“During a public health crisis, privacy laws and other protections still apply, but they are not a barrier to the appropriate collection, use and sharing of information,” the commissioner’s office notes.
The framework outlines that existing privacy legislation, norms and best practices for data collection, use and disclosure ensure responsible data use and sharing that supports public health.
“Government institutions should still apply the principles of necessity and proportionality, whether in applying existing measures or in deciding on new actions to address the current crisis,” the office outlines.
The first key point in the framework is to identify the legal authority to collect, use and disclose personal information. This means that government institutions must uphold the Privacy Act. The measures that the government institution wants to take must also be necessary and proportionate, which means that the measures should be evidence-based and not overboard or extreme.

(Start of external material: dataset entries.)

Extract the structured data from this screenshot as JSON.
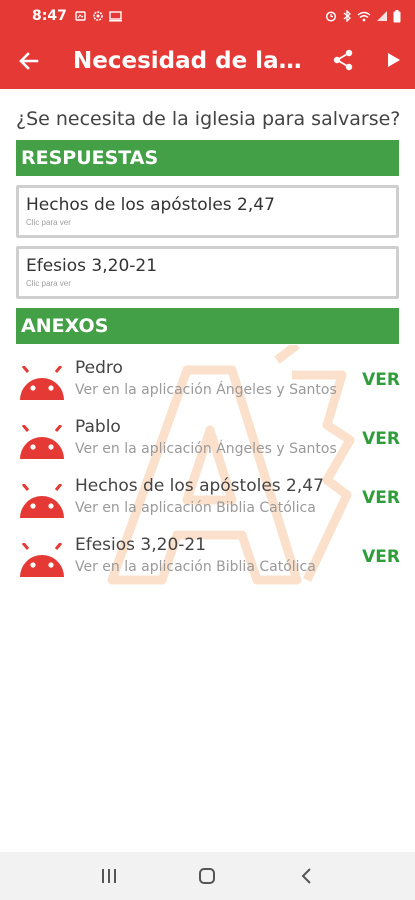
{
  "status_bar": {
    "time": "8:47"
  },
  "app_bar": {
    "title": "Necesidad de la i..."
  },
  "question": "¿Se necesita de la iglesia para salvarse?",
  "respuestas": {
    "header": "RESPUESTAS",
    "items": [
      {
        "title": "Hechos de los apóstoles 2,47",
        "hint": "Clic para ver"
      },
      {
        "title": "Efesios 3,20-21",
        "hint": "Clic para ver"
      }
    ]
  },
  "anexos": {
    "header": "ANEXOS",
    "items": [
      {
        "title": "Pedro",
        "subtitle": "Ver en la aplicación Ángeles y Santos",
        "action": "VER"
      },
      {
        "title": "Pablo",
        "subtitle": "Ver en la aplicación Ángeles y Santos",
        "action": "VER"
      },
      {
        "title": "Hechos de los apóstoles 2,47",
        "subtitle": "Ver en la aplicación Biblia Católica",
        "action": "VER"
      },
      {
        "title": "Efesios 3,20-21",
        "subtitle": "Ver en la aplicación Biblia Católica",
        "action": "VER"
      }
    ]
  },
  "colors": {
    "primary": "#e53935",
    "section": "#43a047",
    "action": "#2e9d3a",
    "watermark": "#fbe0cc"
  },
  "icons": [
    "back-arrow-icon",
    "share-icon",
    "play-icon",
    "android-icon",
    "recents-icon",
    "home-icon",
    "back-icon"
  ]
}
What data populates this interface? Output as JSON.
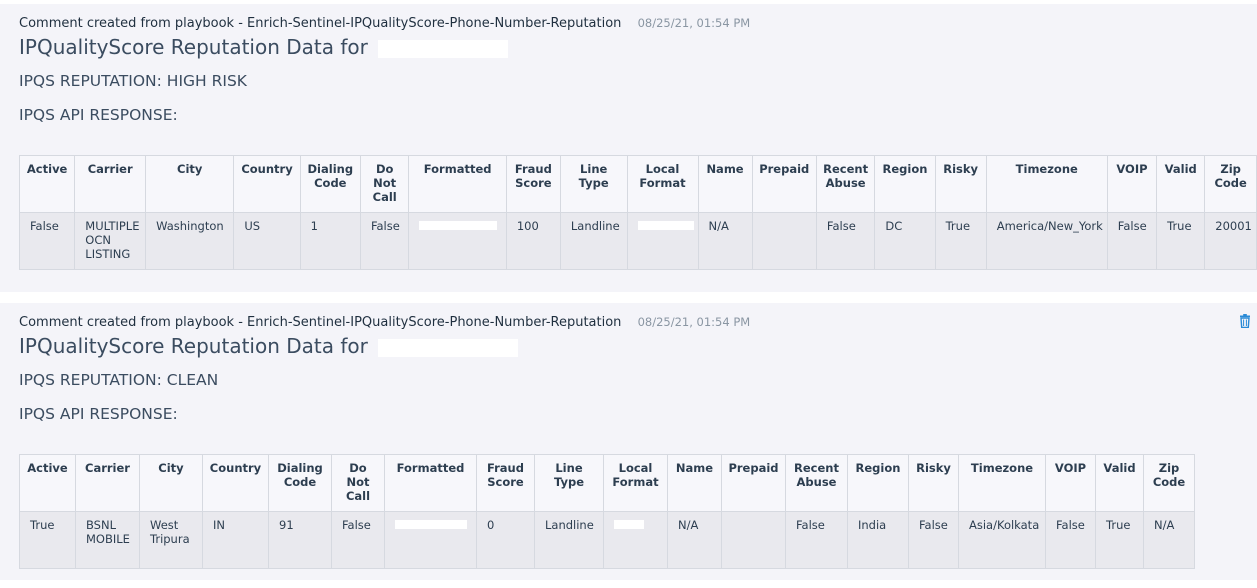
{
  "comments": [
    {
      "meta": "Comment created from playbook - Enrich-Sentinel-IPQualityScore-Phone-Number-Reputation",
      "time": "08/25/21, 01:54 PM",
      "title": "IPQualityScore Reputation Data for",
      "reputation": "IPQS REPUTATION: HIGH RISK",
      "api_label": "IPQS API RESPONSE:",
      "headers": [
        "Active",
        "Carrier",
        "City",
        "Country",
        "Dialing Code",
        "Do Not Call",
        "Formatted",
        "Fraud Score",
        "Line Type",
        "Local Format",
        "Name",
        "Prepaid",
        "Recent Abuse",
        "Region",
        "Risky",
        "Timezone",
        "VOIP",
        "Valid",
        "Zip Code"
      ],
      "row": [
        "False",
        "MULTIPLE OCN LISTING",
        "Washington",
        "US",
        "1",
        "False",
        "",
        "100",
        "Landline",
        "",
        "N/A",
        "",
        "False",
        "DC",
        "True",
        "America/New_York",
        "False",
        "True",
        "20001"
      ]
    },
    {
      "meta": "Comment created from playbook - Enrich-Sentinel-IPQualityScore-Phone-Number-Reputation",
      "time": "08/25/21, 01:54 PM",
      "title": "IPQualityScore Reputation Data for",
      "reputation": "IPQS REPUTATION: CLEAN",
      "api_label": "IPQS API RESPONSE:",
      "headers": [
        "Active",
        "Carrier",
        "City",
        "Country",
        "Dialing Code",
        "Do Not Call",
        "Formatted",
        "Fraud Score",
        "Line Type",
        "Local Format",
        "Name",
        "Prepaid",
        "Recent Abuse",
        "Region",
        "Risky",
        "Timezone",
        "VOIP",
        "Valid",
        "Zip Code"
      ],
      "row": [
        "True",
        "BSNL MOBILE",
        "West Tripura",
        "IN",
        "91",
        "False",
        "",
        "0",
        "Landline",
        "",
        "N/A",
        "",
        "False",
        "India",
        "False",
        "Asia/Kolkata",
        "False",
        "True",
        "N/A"
      ]
    }
  ],
  "icons": {
    "delete": "trash-icon"
  },
  "colors": {
    "accent": "#2a8ad6",
    "panel": "#f4f4f9",
    "cell": "#e9e9ee"
  }
}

Next, the personal information collected, used or disclosed to alleviate public health effects of COVID-19 must not be used for other reasons. The data should also be de-identified whenever possible.
Further, the impacts of data collection on vulnerable people should be assessed. For instance, algorithmic decision-making or AI may contain biases that could create disproportionate impacts.
Another key point asks government institutions to provide clear and detailed information to Canadians about new and emerging measures, on an ongoing basis.
“Transparency is a cornerstone of democratic governance, as well as our privacy laws. It is all the more vital in the midst of a crisis, when extraordinary measures are being contemplated,” the framework states.
The framework notes that there should also be oversight and accountability in the form of new laws and measures.
Lastly, and possibly most importantly, the privacy invasive measures should be time-limited, with obligations to end when they are no longer required. The personal information that was collected should also be destroyed when the crisis ends.
Although Prime Minister Justin Trudeau confirmed that the government is not currently using cellphone data to curb the spread of COVID-19, he noted that all options are on the table.